DATASET CONTENT
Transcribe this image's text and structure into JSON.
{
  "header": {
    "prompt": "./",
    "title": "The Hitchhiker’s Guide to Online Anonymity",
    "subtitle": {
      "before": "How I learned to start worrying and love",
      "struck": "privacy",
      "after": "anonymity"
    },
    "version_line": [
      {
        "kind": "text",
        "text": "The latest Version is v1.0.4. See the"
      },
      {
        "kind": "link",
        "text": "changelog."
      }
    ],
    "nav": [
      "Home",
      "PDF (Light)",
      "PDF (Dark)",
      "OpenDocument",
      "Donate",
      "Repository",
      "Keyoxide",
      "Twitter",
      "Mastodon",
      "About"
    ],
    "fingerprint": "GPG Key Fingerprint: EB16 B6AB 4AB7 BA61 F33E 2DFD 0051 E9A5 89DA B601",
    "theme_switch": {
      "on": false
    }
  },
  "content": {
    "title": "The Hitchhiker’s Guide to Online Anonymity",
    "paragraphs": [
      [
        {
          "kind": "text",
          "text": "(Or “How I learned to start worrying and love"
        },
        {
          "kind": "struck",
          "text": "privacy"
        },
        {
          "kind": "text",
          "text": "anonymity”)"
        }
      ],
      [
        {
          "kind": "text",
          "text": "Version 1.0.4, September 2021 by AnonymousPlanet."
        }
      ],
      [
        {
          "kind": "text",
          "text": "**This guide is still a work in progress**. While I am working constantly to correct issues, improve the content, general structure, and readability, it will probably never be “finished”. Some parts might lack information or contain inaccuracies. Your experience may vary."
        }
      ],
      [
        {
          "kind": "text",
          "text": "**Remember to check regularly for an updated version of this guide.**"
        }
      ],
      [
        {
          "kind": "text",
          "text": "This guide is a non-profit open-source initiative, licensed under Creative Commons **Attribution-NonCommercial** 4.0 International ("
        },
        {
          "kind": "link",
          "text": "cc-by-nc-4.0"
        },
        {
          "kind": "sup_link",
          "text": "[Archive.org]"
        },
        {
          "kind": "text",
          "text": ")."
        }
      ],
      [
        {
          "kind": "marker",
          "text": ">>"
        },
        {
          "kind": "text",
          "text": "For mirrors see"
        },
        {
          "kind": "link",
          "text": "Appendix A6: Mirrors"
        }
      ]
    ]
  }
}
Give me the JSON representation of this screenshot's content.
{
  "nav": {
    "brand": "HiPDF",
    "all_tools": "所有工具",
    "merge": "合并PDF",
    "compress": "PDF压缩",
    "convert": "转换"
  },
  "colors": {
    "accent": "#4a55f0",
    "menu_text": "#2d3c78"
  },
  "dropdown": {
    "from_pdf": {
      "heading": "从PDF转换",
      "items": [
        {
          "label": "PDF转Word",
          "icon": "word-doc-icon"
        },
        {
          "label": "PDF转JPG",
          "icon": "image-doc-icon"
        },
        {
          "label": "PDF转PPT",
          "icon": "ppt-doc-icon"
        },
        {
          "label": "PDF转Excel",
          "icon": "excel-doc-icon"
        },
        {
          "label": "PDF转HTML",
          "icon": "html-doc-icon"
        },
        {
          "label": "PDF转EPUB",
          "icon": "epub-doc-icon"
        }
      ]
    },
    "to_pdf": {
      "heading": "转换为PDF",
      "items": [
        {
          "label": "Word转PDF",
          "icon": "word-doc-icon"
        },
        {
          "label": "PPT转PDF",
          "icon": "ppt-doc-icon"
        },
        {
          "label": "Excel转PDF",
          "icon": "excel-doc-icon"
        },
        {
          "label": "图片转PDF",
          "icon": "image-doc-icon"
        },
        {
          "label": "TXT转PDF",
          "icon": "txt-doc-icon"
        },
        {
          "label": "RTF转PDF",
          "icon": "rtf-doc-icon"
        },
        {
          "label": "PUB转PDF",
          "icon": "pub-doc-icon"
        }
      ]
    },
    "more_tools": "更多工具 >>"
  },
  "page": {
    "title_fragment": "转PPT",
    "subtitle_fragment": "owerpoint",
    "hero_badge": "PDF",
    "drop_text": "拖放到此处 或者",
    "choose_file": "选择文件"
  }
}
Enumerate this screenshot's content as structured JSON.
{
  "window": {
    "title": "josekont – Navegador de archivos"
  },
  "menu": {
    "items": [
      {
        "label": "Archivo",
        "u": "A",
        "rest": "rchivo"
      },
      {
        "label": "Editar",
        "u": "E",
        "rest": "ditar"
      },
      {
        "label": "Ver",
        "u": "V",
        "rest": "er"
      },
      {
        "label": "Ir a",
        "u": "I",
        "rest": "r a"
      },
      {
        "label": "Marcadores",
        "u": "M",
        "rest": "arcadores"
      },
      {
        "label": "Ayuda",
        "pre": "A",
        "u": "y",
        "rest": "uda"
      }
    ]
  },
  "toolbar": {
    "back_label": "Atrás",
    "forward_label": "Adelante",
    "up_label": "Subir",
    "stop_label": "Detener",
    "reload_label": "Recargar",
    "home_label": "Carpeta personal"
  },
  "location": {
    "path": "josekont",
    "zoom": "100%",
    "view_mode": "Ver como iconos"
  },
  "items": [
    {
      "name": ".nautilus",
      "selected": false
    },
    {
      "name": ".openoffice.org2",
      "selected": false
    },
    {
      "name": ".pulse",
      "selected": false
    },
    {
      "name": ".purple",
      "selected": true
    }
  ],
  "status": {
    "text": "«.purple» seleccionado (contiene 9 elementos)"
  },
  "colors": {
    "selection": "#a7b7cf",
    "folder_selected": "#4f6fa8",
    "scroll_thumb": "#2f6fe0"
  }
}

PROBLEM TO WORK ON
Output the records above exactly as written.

RESULT FOR THIS TASK
Transcribe this image's text and structure into JSON.
{
  "header": {
    "prompt": "./",
    "title": "The Hitchhiker’s Guide to Online Anonymity",
    "subtitle": {
      "before": "How I learned to start worrying and love",
      "struck": "privacy",
      "after": "anonymity"
    },
    "version_line": [
      {
        "kind": "text",
        "text": "The latest Version is v1.0.4. See the"
      },
      {
        "kind": "link",
        "text": "changelog."
      }
    ],
    "nav": [
      "Home",
      "PDF (Light)",
      "PDF (Dark)",
      "OpenDocument",
      "Donate",
      "Repository",
      "Keyoxide",
      "Twitter",
      "Mastodon",
      "About"
    ],
    "fingerprint": "GPG Key Fingerprint: EB16 B6AB 4AB7 BA61 F33E 2DFD 0051 E9A5 89DA B601",
    "theme_switch": {
      "on": false
    }
  },
  "content": {
    "title": "The Hitchhiker’s Guide to Online Anonymity",
    "paragraphs": [
      [
        {
          "kind": "text",
          "text": "(Or “How I learned to start worrying and love"
        },
        {
          "kind": "struck",
          "text": "privacy"
        },
        {
          "kind": "text",
          "text": "anonymity”)"
        }
      ],
      [
        {
          "kind": "text",
          "text": "Version 1.0.4, September 2021 by AnonymousPlanet."
        }
      ],
      [
        {
          "kind": "text",
          "text": "**This guide is still a work in progress**. While I am working constantly to correct issues, improve the content, general structure, and readability, it will probably never be “finished”. Some parts might lack information or contain inaccuracies. Your experience may vary."
        }
      ],
      [
        {
          "kind": "text",
          "text": "**Remember to check regularly for an updated version of this guide.**"
        }
      ],
      [
        {
          "kind": "text",
          "text": "This guide is a non-profit open-source initiative, licensed under Creative Commons **Attribution-NonCommercial** 4.0 International ("
        },
        {
          "kind": "link",
          "text": "cc-by-nc-4.0"
        },
        {
          "kind": "sup_link",
          "text": "[Archive.org]"
        },
        {
          "kind": "text",
          "text": ")."
        }
      ],
      [
        {
          "kind": "marker",
          "text": ">>"
        },
        {
          "kind": "text",
          "text": "For mirrors see"
        },
        {
          "kind": "link",
          "text": "Appendix A6: Mirrors"
        }
      ]
    ]
  }
}
Give me the JSON representation of this screenshot's content.
{
  "nav": {
    "brand": "HiPDF",
    "all_tools": "所有工具",
    "merge": "合并PDF",
    "compress": "PDF压缩",
    "convert": "转换"
  },
  "colors": {
    "accent": "#4a55f0",
    "menu_text": "#2d3c78"
  },
  "dropdown": {
    "from_pdf": {
      "heading": "从PDF转换",
      "items": [
        {
          "label": "PDF转Word",
          "icon": "word-doc-icon"
        },
        {
          "label": "PDF转JPG",
          "icon": "image-doc-icon"
        },
        {
          "label": "PDF转PPT",
          "icon": "ppt-doc-icon"
        },
        {
          "label": "PDF转Excel",
          "icon": "excel-doc-icon"
        },
        {
          "label": "PDF转HTML",
          "icon": "html-doc-icon"
        },
        {
          "label": "PDF转EPUB",
          "icon": "epub-doc-icon"
        }
      ]
    },
    "to_pdf": {
      "heading": "转换为PDF",
      "items": [
        {
          "label": "Word转PDF",
          "icon": "word-doc-icon"
        },
        {
          "label": "PPT转PDF",
          "icon": "ppt-doc-icon"
        },
        {
          "label": "Excel转PDF",
          "icon": "excel-doc-icon"
        },
        {
          "label": "图片转PDF",
          "icon": "image-doc-icon"
        },
        {
          "label": "TXT转PDF",
          "icon": "txt-doc-icon"
        },
        {
          "label": "RTF转PDF",
          "icon": "rtf-doc-icon"
        },
        {
          "label": "PUB转PDF",
          "icon": "pub-doc-icon"
        }
      ]
    },
    "more_tools": "更多工具 >>"
  },
  "page": {
    "title_fragment": "转PPT",
    "subtitle_fragment": "owerpoint",
    "hero_badge": "PDF",
    "drop_text": "拖放到此处 或者",
    "choose_file": "选择文件"
  }
}
Enumerate this screenshot's content as structured JSON.
{
  "window": {
    "title": "josekont – Navegador de archivos"
  },
  "menu": {
    "items": [
      {
        "label": "Archivo",
        "u": "A",
        "rest": "rchivo"
      },
      {
        "label": "Editar",
        "u": "E",
        "rest": "ditar"
      },
      {
        "label": "Ver",
        "u": "V",
        "rest": "er"
      },
      {
        "label": "Ir a",
        "u": "I",
        "rest": "r a"
      },
      {
        "label": "Marcadores",
        "u": "M",
        "rest": "arcadores"
      },
      {
        "label": "Ayuda",
        "pre": "A",
        "u": "y",
        "rest": "uda"
      }
    ]
  },
  "toolbar": {
    "back_label": "Atrás",
    "forward_label": "Adelante",
    "up_label": "Subir",
    "stop_label": "Detener",
    "reload_label": "Recargar",
    "home_label": "Carpeta personal"
  },
  "location": {
    "path": "josekont",
    "zoom": "100%",
    "view_mode": "Ver como iconos"
  },
  "items": [
    {
      "name": ".nautilus",
      "selected": false
    },
    {
      "name": ".openoffice.org2",
      "selected": false
    },
    {
      "name": ".pulse",
      "selected": false
    },
    {
      "name": ".purple",
      "selected": true
    }
  ],
  "status": {
    "text": "«.purple» seleccionado (contiene 9 elementos)"
  },
  "colors": {
    "selection": "#a7b7cf",
    "folder_selected": "#4f6fa8",
    "scroll_thumb": "#2f6fe0"
  }
}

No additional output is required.